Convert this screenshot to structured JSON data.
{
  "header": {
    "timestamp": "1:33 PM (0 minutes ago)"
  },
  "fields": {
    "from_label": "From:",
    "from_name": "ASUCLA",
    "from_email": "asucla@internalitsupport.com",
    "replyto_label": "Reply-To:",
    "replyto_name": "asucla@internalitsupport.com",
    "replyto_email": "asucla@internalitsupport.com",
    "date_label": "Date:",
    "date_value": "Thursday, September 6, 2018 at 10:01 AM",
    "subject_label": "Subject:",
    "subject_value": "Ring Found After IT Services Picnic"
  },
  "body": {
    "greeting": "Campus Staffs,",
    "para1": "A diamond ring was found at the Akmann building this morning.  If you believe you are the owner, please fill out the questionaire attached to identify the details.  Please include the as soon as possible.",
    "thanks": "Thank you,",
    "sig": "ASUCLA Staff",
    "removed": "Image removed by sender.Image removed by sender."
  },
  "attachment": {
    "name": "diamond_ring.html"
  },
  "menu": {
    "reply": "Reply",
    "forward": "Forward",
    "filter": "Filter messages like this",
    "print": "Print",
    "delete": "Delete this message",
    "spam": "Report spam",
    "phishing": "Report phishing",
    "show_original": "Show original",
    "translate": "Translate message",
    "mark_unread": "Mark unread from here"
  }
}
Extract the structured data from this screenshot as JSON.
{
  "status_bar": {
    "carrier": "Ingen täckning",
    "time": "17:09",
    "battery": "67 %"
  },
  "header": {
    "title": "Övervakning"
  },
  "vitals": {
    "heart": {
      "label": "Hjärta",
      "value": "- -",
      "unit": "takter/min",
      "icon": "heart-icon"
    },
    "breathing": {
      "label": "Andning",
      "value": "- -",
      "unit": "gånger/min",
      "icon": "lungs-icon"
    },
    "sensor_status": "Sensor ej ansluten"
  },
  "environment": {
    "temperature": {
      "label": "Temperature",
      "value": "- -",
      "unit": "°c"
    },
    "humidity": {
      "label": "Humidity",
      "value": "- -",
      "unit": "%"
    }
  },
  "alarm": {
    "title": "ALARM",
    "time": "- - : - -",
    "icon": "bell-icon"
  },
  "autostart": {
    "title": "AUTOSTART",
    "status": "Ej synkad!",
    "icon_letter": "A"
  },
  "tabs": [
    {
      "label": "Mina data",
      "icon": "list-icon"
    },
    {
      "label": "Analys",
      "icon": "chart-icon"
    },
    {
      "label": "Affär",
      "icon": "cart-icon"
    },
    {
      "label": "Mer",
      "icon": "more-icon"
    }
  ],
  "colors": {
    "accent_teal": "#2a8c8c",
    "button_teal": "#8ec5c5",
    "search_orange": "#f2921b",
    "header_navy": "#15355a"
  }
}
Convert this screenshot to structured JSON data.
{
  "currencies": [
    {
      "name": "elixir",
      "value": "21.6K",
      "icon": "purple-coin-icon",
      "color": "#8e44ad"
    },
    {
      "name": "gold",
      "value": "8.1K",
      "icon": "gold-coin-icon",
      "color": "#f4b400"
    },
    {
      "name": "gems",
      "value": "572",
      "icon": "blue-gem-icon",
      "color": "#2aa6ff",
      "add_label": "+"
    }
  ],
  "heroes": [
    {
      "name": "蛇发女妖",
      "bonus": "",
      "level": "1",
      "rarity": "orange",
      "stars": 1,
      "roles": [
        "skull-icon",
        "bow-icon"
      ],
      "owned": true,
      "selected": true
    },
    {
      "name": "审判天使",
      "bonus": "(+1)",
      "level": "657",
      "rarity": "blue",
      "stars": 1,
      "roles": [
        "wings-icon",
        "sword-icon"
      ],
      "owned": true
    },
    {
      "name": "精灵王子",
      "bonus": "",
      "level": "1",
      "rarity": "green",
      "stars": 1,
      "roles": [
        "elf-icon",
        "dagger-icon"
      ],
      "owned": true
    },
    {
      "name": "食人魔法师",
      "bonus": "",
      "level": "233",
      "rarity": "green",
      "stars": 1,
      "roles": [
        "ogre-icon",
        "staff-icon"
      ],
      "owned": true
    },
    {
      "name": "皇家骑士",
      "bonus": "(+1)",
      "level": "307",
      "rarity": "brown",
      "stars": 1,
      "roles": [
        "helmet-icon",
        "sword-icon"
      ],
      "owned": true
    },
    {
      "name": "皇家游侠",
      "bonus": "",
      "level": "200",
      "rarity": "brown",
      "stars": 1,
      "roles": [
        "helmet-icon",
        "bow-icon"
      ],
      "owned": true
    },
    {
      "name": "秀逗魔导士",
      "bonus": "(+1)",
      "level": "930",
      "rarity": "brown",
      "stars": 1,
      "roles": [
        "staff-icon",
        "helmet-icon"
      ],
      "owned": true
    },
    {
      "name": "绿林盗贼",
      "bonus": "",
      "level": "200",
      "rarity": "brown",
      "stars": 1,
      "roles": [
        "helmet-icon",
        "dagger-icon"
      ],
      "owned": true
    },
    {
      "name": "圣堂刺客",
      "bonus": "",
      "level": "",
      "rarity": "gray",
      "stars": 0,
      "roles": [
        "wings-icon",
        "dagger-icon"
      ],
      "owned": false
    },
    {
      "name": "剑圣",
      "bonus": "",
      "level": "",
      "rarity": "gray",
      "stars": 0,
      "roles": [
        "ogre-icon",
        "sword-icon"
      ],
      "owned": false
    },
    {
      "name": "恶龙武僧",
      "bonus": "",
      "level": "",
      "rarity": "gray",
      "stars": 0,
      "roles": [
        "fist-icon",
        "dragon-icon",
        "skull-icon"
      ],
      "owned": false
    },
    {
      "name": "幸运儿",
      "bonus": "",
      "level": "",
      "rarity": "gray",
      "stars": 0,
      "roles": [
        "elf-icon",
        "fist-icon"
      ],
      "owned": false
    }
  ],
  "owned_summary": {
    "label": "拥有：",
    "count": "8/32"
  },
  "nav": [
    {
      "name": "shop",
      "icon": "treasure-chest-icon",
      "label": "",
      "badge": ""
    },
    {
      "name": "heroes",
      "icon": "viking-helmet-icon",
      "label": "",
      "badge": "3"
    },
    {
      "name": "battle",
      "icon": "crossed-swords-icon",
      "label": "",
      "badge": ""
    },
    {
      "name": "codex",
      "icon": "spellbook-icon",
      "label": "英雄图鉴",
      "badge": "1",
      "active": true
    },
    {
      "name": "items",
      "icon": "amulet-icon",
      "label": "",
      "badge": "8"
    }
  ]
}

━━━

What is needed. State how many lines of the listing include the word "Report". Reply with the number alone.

Task output. 2